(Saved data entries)
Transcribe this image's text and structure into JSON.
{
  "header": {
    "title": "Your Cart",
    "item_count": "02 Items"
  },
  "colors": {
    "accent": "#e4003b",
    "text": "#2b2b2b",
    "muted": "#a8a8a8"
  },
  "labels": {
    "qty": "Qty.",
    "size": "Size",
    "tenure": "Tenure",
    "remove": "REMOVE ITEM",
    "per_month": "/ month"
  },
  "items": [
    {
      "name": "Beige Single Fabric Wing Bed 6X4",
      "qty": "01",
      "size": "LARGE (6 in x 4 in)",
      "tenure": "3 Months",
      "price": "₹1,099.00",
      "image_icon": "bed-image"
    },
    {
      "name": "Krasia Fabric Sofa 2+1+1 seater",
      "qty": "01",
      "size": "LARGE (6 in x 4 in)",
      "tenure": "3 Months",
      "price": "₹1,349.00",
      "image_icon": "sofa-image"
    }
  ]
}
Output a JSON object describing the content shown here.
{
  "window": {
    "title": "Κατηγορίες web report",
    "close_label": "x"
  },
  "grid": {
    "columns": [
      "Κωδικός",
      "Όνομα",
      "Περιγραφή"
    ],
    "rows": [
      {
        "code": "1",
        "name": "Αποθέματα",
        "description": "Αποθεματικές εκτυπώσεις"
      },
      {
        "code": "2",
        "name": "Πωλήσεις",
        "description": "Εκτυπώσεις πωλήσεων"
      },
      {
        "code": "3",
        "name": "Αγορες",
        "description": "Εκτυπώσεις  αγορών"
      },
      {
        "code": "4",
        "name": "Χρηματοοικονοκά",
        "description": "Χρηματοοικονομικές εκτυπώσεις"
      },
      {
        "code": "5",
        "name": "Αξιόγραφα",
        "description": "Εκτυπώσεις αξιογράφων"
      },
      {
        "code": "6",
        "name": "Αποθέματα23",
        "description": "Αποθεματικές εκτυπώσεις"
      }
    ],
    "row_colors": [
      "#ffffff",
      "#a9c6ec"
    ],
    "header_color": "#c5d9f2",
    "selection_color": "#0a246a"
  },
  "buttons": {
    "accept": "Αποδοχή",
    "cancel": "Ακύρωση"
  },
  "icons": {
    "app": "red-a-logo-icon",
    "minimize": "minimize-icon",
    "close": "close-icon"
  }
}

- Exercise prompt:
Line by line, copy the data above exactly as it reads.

- Solved problem:
Transcribe this image's text and structure into JSON.
{
  "header": {
    "title": "Your Cart",
    "item_count": "02 Items"
  },
  "colors": {
    "accent": "#e4003b",
    "text": "#2b2b2b",
    "muted": "#a8a8a8"
  },
  "labels": {
    "qty": "Qty.",
    "size": "Size",
    "tenure": "Tenure",
    "remove": "REMOVE ITEM",
    "per_month": "/ month"
  },
  "items": [
    {
      "name": "Beige Single Fabric Wing Bed 6X4",
      "qty": "01",
      "size": "LARGE (6 in x 4 in)",
      "tenure": "3 Months",
      "price": "₹1,099.00",
      "image_icon": "bed-image"
    },
    {
      "name": "Krasia Fabric Sofa 2+1+1 seater",
      "qty": "01",
      "size": "LARGE (6 in x 4 in)",
      "tenure": "3 Months",
      "price": "₹1,349.00",
      "image_icon": "sofa-image"
    }
  ]
}
Output a JSON object describing the content shown here.
{
  "window": {
    "title": "Κατηγορίες web report",
    "close_label": "x"
  },
  "grid": {
    "columns": [
      "Κωδικός",
      "Όνομα",
      "Περιγραφή"
    ],
    "rows": [
      {
        "code": "1",
        "name": "Αποθέματα",
        "description": "Αποθεματικές εκτυπώσεις"
      },
      {
        "code": "2",
        "name": "Πωλήσεις",
        "description": "Εκτυπώσεις πωλήσεων"
      },
      {
        "code": "3",
        "name": "Αγορες",
        "description": "Εκτυπώσεις  αγορών"
      },
      {
        "code": "4",
        "name": "Χρηματοοικονοκά",
        "description": "Χρηματοοικονομικές εκτυπώσεις"
      },
      {
        "code": "5",
        "name": "Αξιόγραφα",
        "description": "Εκτυπώσεις αξιογράφων"
      },
      {
        "code": "6",
        "name": "Αποθέματα23",
        "description": "Αποθεματικές εκτυπώσεις"
      }
    ],
    "row_colors": [
      "#ffffff",
      "#a9c6ec"
    ],
    "header_color": "#c5d9f2",
    "selection_color": "#0a246a"
  },
  "buttons": {
    "accept": "Αποδοχή",
    "cancel": "Ακύρωση"
  },
  "icons": {
    "app": "red-a-logo-icon",
    "minimize": "minimize-icon",
    "close": "close-icon"
  }
}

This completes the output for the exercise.